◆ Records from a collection
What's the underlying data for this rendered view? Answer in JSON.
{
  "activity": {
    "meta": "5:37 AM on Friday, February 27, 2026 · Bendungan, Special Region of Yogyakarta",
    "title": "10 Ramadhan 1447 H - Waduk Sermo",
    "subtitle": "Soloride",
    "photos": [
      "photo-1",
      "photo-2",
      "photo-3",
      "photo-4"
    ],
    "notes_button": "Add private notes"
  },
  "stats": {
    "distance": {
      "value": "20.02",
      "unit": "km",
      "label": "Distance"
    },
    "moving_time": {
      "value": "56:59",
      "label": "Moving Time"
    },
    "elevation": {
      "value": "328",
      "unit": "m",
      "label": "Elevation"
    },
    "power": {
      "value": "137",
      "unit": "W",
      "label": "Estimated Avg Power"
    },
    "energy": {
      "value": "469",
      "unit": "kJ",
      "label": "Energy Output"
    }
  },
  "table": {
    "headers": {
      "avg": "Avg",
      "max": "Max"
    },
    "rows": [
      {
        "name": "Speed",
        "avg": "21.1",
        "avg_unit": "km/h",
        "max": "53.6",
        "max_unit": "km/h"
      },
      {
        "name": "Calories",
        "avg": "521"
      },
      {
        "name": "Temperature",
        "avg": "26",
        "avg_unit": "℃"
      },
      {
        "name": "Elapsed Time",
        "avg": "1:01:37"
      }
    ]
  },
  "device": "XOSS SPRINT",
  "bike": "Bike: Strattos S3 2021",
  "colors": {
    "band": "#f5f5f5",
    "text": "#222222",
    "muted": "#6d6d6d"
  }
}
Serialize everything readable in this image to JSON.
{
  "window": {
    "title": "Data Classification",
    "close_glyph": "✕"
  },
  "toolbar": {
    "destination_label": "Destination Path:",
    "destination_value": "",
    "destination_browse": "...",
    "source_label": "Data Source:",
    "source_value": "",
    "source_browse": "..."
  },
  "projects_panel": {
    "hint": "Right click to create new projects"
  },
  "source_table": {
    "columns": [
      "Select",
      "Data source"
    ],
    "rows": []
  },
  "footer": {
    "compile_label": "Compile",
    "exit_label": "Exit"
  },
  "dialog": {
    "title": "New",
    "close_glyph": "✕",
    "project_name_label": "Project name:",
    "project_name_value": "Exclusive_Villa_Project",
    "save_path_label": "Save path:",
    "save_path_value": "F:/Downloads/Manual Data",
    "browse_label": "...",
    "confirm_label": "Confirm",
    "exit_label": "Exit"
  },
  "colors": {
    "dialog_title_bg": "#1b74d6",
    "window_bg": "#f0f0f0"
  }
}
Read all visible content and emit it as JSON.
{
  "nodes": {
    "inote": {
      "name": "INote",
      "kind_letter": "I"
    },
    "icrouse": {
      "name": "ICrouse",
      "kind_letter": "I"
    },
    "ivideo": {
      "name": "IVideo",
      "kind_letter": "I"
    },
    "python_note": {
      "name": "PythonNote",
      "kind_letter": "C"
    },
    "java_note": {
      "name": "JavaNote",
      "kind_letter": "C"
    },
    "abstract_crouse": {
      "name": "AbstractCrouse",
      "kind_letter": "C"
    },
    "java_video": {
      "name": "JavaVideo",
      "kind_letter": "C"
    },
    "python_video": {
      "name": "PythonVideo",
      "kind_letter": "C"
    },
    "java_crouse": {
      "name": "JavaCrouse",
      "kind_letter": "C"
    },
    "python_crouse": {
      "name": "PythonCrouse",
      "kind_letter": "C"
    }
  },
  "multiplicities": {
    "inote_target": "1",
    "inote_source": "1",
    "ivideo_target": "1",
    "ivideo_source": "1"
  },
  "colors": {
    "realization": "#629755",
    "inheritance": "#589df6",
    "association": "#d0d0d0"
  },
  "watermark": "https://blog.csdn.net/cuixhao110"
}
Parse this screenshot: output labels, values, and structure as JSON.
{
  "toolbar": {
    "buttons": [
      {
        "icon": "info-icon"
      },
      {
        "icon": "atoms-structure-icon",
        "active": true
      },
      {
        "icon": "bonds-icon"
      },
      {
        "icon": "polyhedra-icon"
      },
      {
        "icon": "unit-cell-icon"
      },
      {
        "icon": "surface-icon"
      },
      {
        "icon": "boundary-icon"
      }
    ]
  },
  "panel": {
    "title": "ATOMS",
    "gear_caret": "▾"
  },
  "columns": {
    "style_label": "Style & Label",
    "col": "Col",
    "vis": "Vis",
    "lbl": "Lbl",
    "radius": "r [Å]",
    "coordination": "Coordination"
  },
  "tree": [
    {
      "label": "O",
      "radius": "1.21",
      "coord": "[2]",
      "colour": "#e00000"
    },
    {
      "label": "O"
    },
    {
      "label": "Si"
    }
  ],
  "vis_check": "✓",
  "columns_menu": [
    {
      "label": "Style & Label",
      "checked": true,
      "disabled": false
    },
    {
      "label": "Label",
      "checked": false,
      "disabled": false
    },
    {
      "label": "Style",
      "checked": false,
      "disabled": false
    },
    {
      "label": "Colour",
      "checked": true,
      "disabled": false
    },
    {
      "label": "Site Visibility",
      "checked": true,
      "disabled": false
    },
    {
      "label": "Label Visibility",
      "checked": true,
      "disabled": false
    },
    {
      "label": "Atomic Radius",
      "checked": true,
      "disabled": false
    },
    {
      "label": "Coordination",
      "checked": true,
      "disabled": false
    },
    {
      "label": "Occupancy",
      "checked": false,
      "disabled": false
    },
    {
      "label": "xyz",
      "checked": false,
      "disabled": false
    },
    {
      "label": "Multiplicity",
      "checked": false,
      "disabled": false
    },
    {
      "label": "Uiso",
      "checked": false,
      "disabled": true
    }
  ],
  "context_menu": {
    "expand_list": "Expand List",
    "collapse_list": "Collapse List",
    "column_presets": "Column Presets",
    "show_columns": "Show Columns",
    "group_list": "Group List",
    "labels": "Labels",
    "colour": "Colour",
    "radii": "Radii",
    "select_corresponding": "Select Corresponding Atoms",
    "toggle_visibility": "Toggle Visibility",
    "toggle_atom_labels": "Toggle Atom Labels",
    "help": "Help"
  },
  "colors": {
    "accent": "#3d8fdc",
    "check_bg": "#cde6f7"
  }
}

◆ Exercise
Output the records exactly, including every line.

◆ Output of the exercise
What's the underlying data for this rendered view? Answer in JSON.
{
  "activity": {
    "meta": "5:37 AM on Friday, February 27, 2026 · Bendungan, Special Region of Yogyakarta",
    "title": "10 Ramadhan 1447 H - Waduk Sermo",
    "subtitle": "Soloride",
    "photos": [
      "photo-1",
      "photo-2",
      "photo-3",
      "photo-4"
    ],
    "notes_button": "Add private notes"
  },
  "stats": {
    "distance": {
      "value": "20.02",
      "unit": "km",
      "label": "Distance"
    },
    "moving_time": {
      "value": "56:59",
      "label": "Moving Time"
    },
    "elevation": {
      "value": "328",
      "unit": "m",
      "label": "Elevation"
    },
    "power": {
      "value": "137",
      "unit": "W",
      "label": "Estimated Avg Power"
    },
    "energy": {
      "value": "469",
      "unit": "kJ",
      "label": "Energy Output"
    }
  },
  "table": {
    "headers": {
      "avg": "Avg",
      "max": "Max"
    },
    "rows": [
      {
        "name": "Speed",
        "avg": "21.1",
        "avg_unit": "km/h",
        "max": "53.6",
        "max_unit": "km/h"
      },
      {
        "name": "Calories",
        "avg": "521"
      },
      {
        "name": "Temperature",
        "avg": "26",
        "avg_unit": "℃"
      },
      {
        "name": "Elapsed Time",
        "avg": "1:01:37"
      }
    ]
  },
  "device": "XOSS SPRINT",
  "bike": "Bike: Strattos S3 2021",
  "colors": {
    "band": "#f5f5f5",
    "text": "#222222",
    "muted": "#6d6d6d"
  }
}
Serialize everything readable in this image to JSON.
{
  "window": {
    "title": "Data Classification",
    "close_glyph": "✕"
  },
  "toolbar": {
    "destination_label": "Destination Path:",
    "destination_value": "",
    "destination_browse": "...",
    "source_label": "Data Source:",
    "source_value": "",
    "source_browse": "..."
  },
  "projects_panel": {
    "hint": "Right click to create new projects"
  },
  "source_table": {
    "columns": [
      "Select",
      "Data source"
    ],
    "rows": []
  },
  "footer": {
    "compile_label": "Compile",
    "exit_label": "Exit"
  },
  "dialog": {
    "title": "New",
    "close_glyph": "✕",
    "project_name_label": "Project name:",
    "project_name_value": "Exclusive_Villa_Project",
    "save_path_label": "Save path:",
    "save_path_value": "F:/Downloads/Manual Data",
    "browse_label": "...",
    "confirm_label": "Confirm",
    "exit_label": "Exit"
  },
  "colors": {
    "dialog_title_bg": "#1b74d6",
    "window_bg": "#f0f0f0"
  }
}
Read all visible content and emit it as JSON.
{
  "nodes": {
    "inote": {
      "name": "INote",
      "kind_letter": "I"
    },
    "icrouse": {
      "name": "ICrouse",
      "kind_letter": "I"
    },
    "ivideo": {
      "name": "IVideo",
      "kind_letter": "I"
    },
    "python_note": {
      "name": "PythonNote",
      "kind_letter": "C"
    },
    "java_note": {
      "name": "JavaNote",
      "kind_letter": "C"
    },
    "abstract_crouse": {
      "name": "AbstractCrouse",
      "kind_letter": "C"
    },
    "java_video": {
      "name": "JavaVideo",
      "kind_letter": "C"
    },
    "python_video": {
      "name": "PythonVideo",
      "kind_letter": "C"
    },
    "java_crouse": {
      "name": "JavaCrouse",
      "kind_letter": "C"
    },
    "python_crouse": {
      "name": "PythonCrouse",
      "kind_letter": "C"
    }
  },
  "multiplicities": {
    "inote_target": "1",
    "inote_source": "1",
    "ivideo_target": "1",
    "ivideo_source": "1"
  },
  "colors": {
    "realization": "#629755",
    "inheritance": "#589df6",
    "association": "#d0d0d0"
  },
  "watermark": "https://blog.csdn.net/cuixhao110"
}
Parse this screenshot: output labels, values, and structure as JSON.
{
  "toolbar": {
    "buttons": [
      {
        "icon": "info-icon"
      },
      {
        "icon": "atoms-structure-icon",
        "active": true
      },
      {
        "icon": "bonds-icon"
      },
      {
        "icon": "polyhedra-icon"
      },
      {
        "icon": "unit-cell-icon"
      },
      {
        "icon": "surface-icon"
      },
      {
        "icon": "boundary-icon"
      }
    ]
  },
  "panel": {
    "title": "ATOMS",
    "gear_caret": "▾"
  },
  "columns": {
    "style_label": "Style & Label",
    "col": "Col",
    "vis": "Vis",
    "lbl": "Lbl",
    "radius": "r [Å]",
    "coordination": "Coordination"
  },
  "tree": [
    {
      "label": "O",
      "radius": "1.21",
      "coord": "[2]",
      "colour": "#e00000"
    },
    {
      "label": "O"
    },
    {
      "label": "Si"
    }
  ],
  "vis_check": "✓",
  "columns_menu": [
    {
      "label": "Style & Label",
      "checked": true,
      "disabled": false
    },
    {
      "label": "Label",
      "checked": false,
      "disabled": false
    },
    {
      "label": "Style",
      "checked": false,
      "disabled": false
    },
    {
      "label": "Colour",
      "checked": true,
      "disabled": false
    },
    {
      "label": "Site Visibility",
      "checked": true,
      "disabled": false
    },
    {
      "label": "Label Visibility",
      "checked": true,
      "disabled": false
    },
    {
      "label": "Atomic Radius",
      "checked": true,
      "disabled": false
    },
    {
      "label": "Coordination",
      "checked": true,
      "disabled": false
    },
    {
      "label": "Occupancy",
      "checked": false,
      "disabled": false
    },
    {
      "label": "xyz",
      "checked": false,
      "disabled": false
    },
    {
      "label": "Multiplicity",
      "checked": false,
      "disabled": false
    },
    {
      "label": "Uiso",
      "checked": false,
      "disabled": true
    }
  ],
  "context_menu": {
    "expand_list": "Expand List",
    "collapse_list": "Collapse List",
    "column_presets": "Column Presets",
    "show_columns": "Show Columns",
    "group_list": "Group List",
    "labels": "Labels",
    "colour": "Colour",
    "radii": "Radii",
    "select_corresponding": "Select Corresponding Atoms",
    "toggle_visibility": "Toggle Visibility",
    "toggle_atom_labels": "Toggle Atom Labels",
    "help": "Help"
  },
  "colors": {
    "accent": "#3d8fdc",
    "check_bg": "#cde6f7"
  }
}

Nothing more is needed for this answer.